Measles virus used to treat bone marrow cancer
Mayo Clinic hematologist says experiment had promising results
Cancer researchers are excited about the prospect of someday treating bone marrow cancer using a measles virus that seems well matched for the job.
Two research subjects, a 49-year-old woman and a 65-year-old woman, were given a massive dose of measles virus intravenously to fight their multiple myeloma, a bone marrow cancer that can also cause skeletal or soft tissue tumours.
Stacey Erholtz of Minnesota didn’t respond to conventional or stem cell treatments. When she enrolled in the experimental trial, researchers say she experienced remission for more than six months.
"I think it’s remarkable," Erholtz said in a hospital video. "Who would have thought?"
Dr. Stephen Russell, a hematologist at the Mayo Clinic in Rochester, Minn., treated Erholtz and the other patient, whose response to the treatment was more short-lived.
"We have an enormous amount of work to do to determine if this is generalizable and how to best apply the approach to other cancer patients," Russell told Reuters Health. "We haven’t discovered a cure for cancer here."
In the journal Mayo Clinic Proceedings, Russell and his team describe how they gave the two women an extremely high dose of the measles vaccine engineered to kill cancer.
"It was single intraveneous infusion of measles virus," Russell said in another hospital video. "The tumour on her forehead regressed completely. The other lesions that were visible on her PET CT scan disappeared completely."
Side-effects included fever, vomiting, shivers and severe headache.
Four other patients who were treated did not respond, Reuters reported.
At his lab at the Ottawa Hospital Research Institute, John Bell is also testing cancer-fighting viruses, known as oncolytics, in animals. He called Russell’s observations exciting and a nice demonstration.
"By combining just the right virus with the right kind of cancer we're getting these such stellar responses, and that's where this field has to head next," said Bell, who wrote a journal commentary on the study. "We have to figure out which viruses with which kinds of cancer or which people would work best."

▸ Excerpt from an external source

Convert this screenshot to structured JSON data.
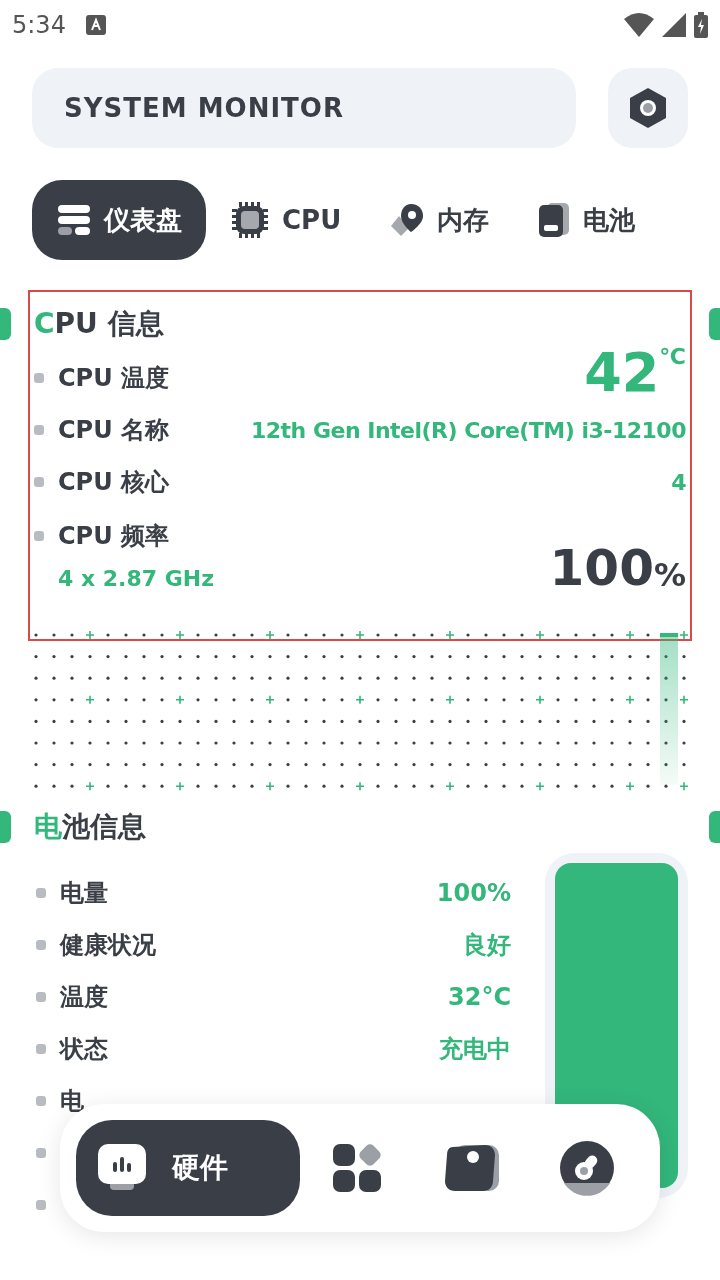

The Mayo Clinic is planning a larger clinical trial. If those results are favourable and the response lasts then regulators could consider approving it.
With files from CBC's Amina Zafar